ENGLISH – Associate Professor Elizabeth Rivlin’s article, “Shakespeare for Women: Middlebrow Feminism in Lady Macbeth and The Weird Sisters,” was published in the journal Arizona Quarterly (Volume 79, Number 1, Spring 2023, pp. 79-104). She also co-wrote “Remedial Uses of Shakespeare: An Afterword” with Alexa Alice Joubin, which was published in Shakespeare and Cultural Appropriation, edited by Vanessa I. Corredera, L. Monique Pittman and Geoffrey Way (Routledge, 2023). Rivlin was also an invited speaker at the 19th Annual Marco Symposium at the University of Tennessee, held March 24-25. This year’s symposium was titled “The Canon of Shakespeare at 400,” and her paper was titled “The Education of Everybody: Shakespeare and the Great Books Canon.”
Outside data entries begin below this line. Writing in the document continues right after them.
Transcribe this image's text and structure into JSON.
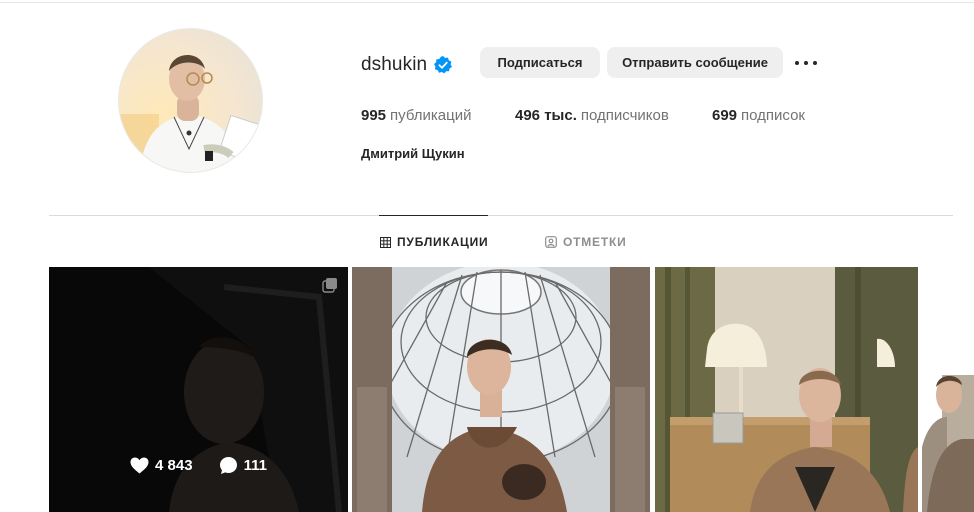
{
  "profile": {
    "username": "dshukin",
    "full_name": "Дмитрий Щукин",
    "verified_icon": "verified-badge-icon",
    "accent_color": "#0095f6"
  },
  "actions": {
    "follow_label": "Подписаться",
    "message_label": "Отправить сообщение",
    "more_icon": "more-options-icon"
  },
  "stats": {
    "posts_count": "995",
    "posts_label": "публикаций",
    "followers_count": "496 тыс.",
    "followers_label": "подписчиков",
    "following_count": "699",
    "following_label": "подписок"
  },
  "tabs": [
    {
      "label": "ПУБЛИКАЦИИ",
      "icon": "grid-icon",
      "active": true
    },
    {
      "label": "ОТМЕТКИ",
      "icon": "tagged-icon",
      "active": false
    }
  ],
  "posts": [
    {
      "likes": "4 843",
      "comments": "111",
      "multi": true,
      "hovered": true
    },
    {
      "likes": "",
      "comments": "",
      "multi": false,
      "hovered": false
    },
    {
      "likes": "",
      "comments": "",
      "multi": false,
      "hovered": false
    }
  ]
}
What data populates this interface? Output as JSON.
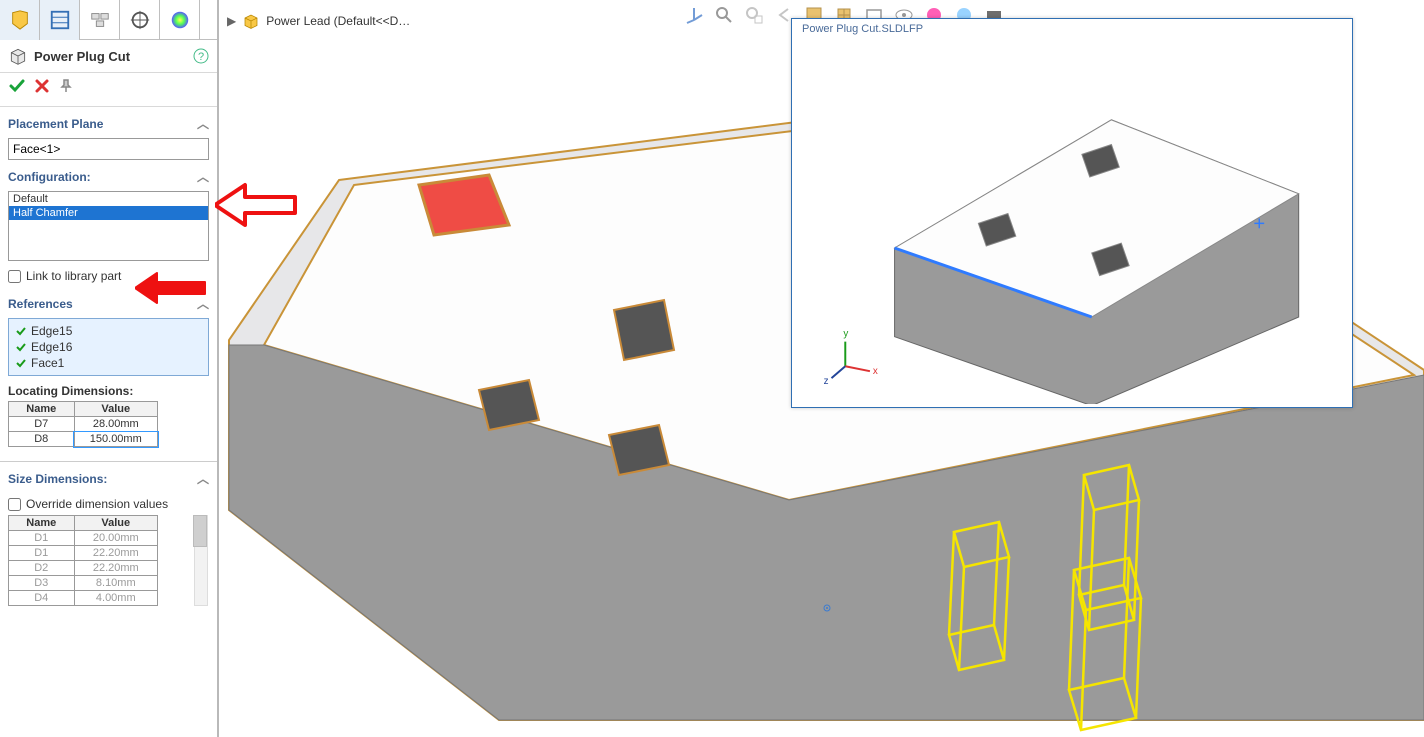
{
  "header": {
    "feature_title": "Power Plug Cut",
    "breadcrumb_label": "Power Lead  (Default<<D…"
  },
  "placement_plane": {
    "label": "Placement Plane",
    "value": "Face<1>"
  },
  "configuration": {
    "label": "Configuration:",
    "options": [
      "Default",
      "Half Chamfer"
    ],
    "selected_index": 1
  },
  "link_checkbox": {
    "label": "Link to library part",
    "checked": false
  },
  "references": {
    "label": "References",
    "items": [
      "Edge15",
      "Edge16",
      "Face1"
    ]
  },
  "locating_dims": {
    "label": "Locating Dimensions:",
    "columns": [
      "Name",
      "Value"
    ],
    "rows": [
      {
        "name": "D7",
        "value": "28.00mm",
        "editable": true
      },
      {
        "name": "D8",
        "value": "150.00mm",
        "editable": true
      }
    ]
  },
  "size_dims": {
    "label": "Size Dimensions:",
    "override_label": "Override dimension values",
    "override_checked": false,
    "columns": [
      "Name",
      "Value"
    ],
    "rows": [
      {
        "name": "D1",
        "value": "20.00mm"
      },
      {
        "name": "D1",
        "value": "22.20mm"
      },
      {
        "name": "D2",
        "value": "22.20mm"
      },
      {
        "name": "D3",
        "value": "8.10mm"
      },
      {
        "name": "D4",
        "value": "4.00mm"
      }
    ]
  },
  "preview": {
    "title": "Power Plug Cut.SLDLFP"
  },
  "tab_icons": [
    "feature-tree-icon",
    "property-manager-icon",
    "config-manager-icon",
    "dimxpert-icon",
    "display-manager-icon"
  ],
  "toolbar_icons": [
    "triad-icon",
    "zoom-fit-icon",
    "zoom-area-icon",
    "prev-view-icon",
    "section-icon",
    "view-orient-icon",
    "display-style-icon",
    "hide-show-icon",
    "edit-appearance-icon",
    "apply-scene-icon",
    "view-settings-icon"
  ]
}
ENGLISH – Associate Professor Michelle Smith published an article from her current research project in JSTOR Daily, titled, “Was She Really Rosie?”

LANGUAGES – Assistant Professor Jae DiBello Takeuchi’s book Language Ideologies and L2 Speaker Legitimacy: Native Speaker Bias in Japan, was published by Multilingual Matters on March 27. She was also a featured speaker at SoSy 2023, the Sociolinguistics Symposium held on March 2-3 at the University of Illinois Urbana-Champaign, where she gave a talk titled “Linguistic microaggression: Native speaker bias and monolingual bias in Japanese-English code-switching.” On March 16, the American Association of Teachers of Japanese (AATJ) held its Annual Spring Conference, for which Takeuchi is the do-director. This was the first in-person conference for AATJ since before the pandemic, and the more than 70 individual and panel presentations, as well as the keynote address, were highly attended and well-received.

PHILOSOPHY AND RELIGION – Assistant Professor John Thames published an article, “International Politics and Local Change at Emar in the Late Bronze Age,” in the peer-reviewed Journal of Ancient Near Eastern History. Thames also began terms as co-chair of the Hebrew Bible section and co-chair of the American Society of Overseas Research member-sponsored section for the Southeastern Conference for the Study of Religion/American Academy of Religion southeastern region.

LANGUAGES – Professor Eric Touya gave a lecture titled, “Women’s Leadership and Entrepreneurship in Senegal: Narratives, Ethics, Empathy” at the Oxford Women’s Leadership Symposium, Somerville College, University of Oxford, United Kingdom, March 15-16.

ENGLISH – Lecturer Caitlin G. Watt was quoted in a New York Times article about the John Wick film franchise, “John Wick Sure Has a Lot of Friends for a Lone Assassin” by Robert Ito, published March 22. She also presented a paper titled “Space-Time Distortions and Narrow Lines of Communication in Historia Meriadoci” at the 48th Sewanee Medieval Colloquium in Sewanee, Tennessee, March 24-25.